Engaging people who will use the new technology and upskilling them will be one of your most challenging and time-consuming tasks — but one that is absolutely critical. Don’t just focus on making people comfortable with using the technology (e.g., teaching them how to use remote working tools effectively); get them excited about working in this new way (e.g., being comfortable managing and motivating their teams remotely). Work with people to change their daily activities with technology, and in the course of doing so, they will get familiar with the underlying systems. Show them what’s in it for them — how this will enrich their jobs and allow them to connect to the organization’s purpose.
6) Rethink the business case behind tech investments
Business cases typically focus almost entirely on efficiency improvements — e.g., headcount savings from performing tasks faster or with less human intervention, or reductions of the technology cost itself. Be more ambitious. How will the investment change success in customer acquisition or retention? How will it improve your insights and help you better deliver your value proposition? What will it do to your carbon footprint? If your business case doesn’t address outcomes, the project itself is likely not transformational enough.
As you broaden the articulation of benefits, you will also need to hold your teams accountable for delivering that value. No longer should success be measured by whether the system “goes live,” but by whether it drives a change in your outcomes with customers.
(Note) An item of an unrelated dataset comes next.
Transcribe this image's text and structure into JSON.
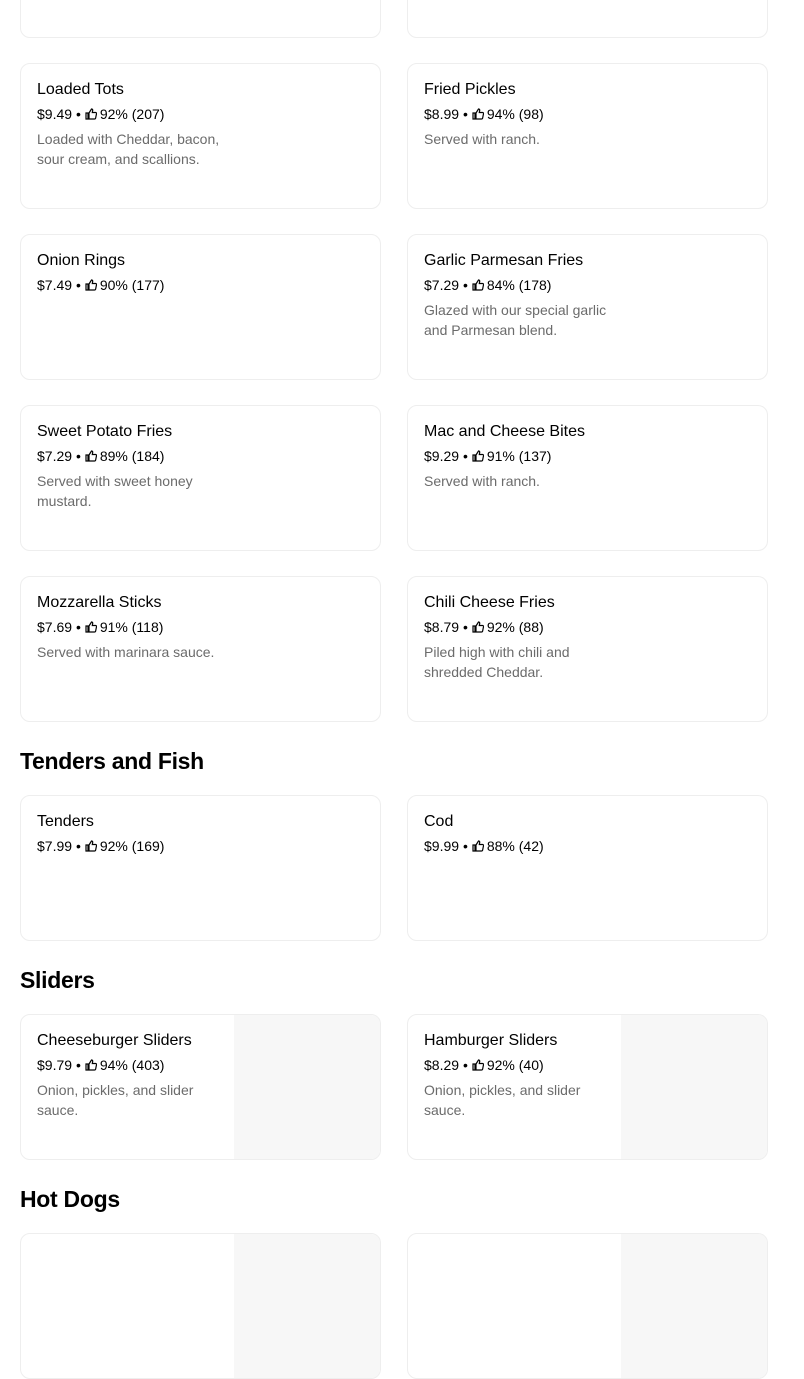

Defining clear fact-based measures isn’t easy, but without them, you’re basically just crossing your fingers and hoping that transformation will come on the back end of massive technology bets.
Thoroughly working through these six areas before you engage in any large tech project will help you focus your investment on the outcomes that matter most, raise the return on these investments, and connect technology directly into the center of your differentiated future.
By Jenny Koehler, Paul Leinwand, and Mahadeva Matt Mani- Harvard Business Review (December, 2021)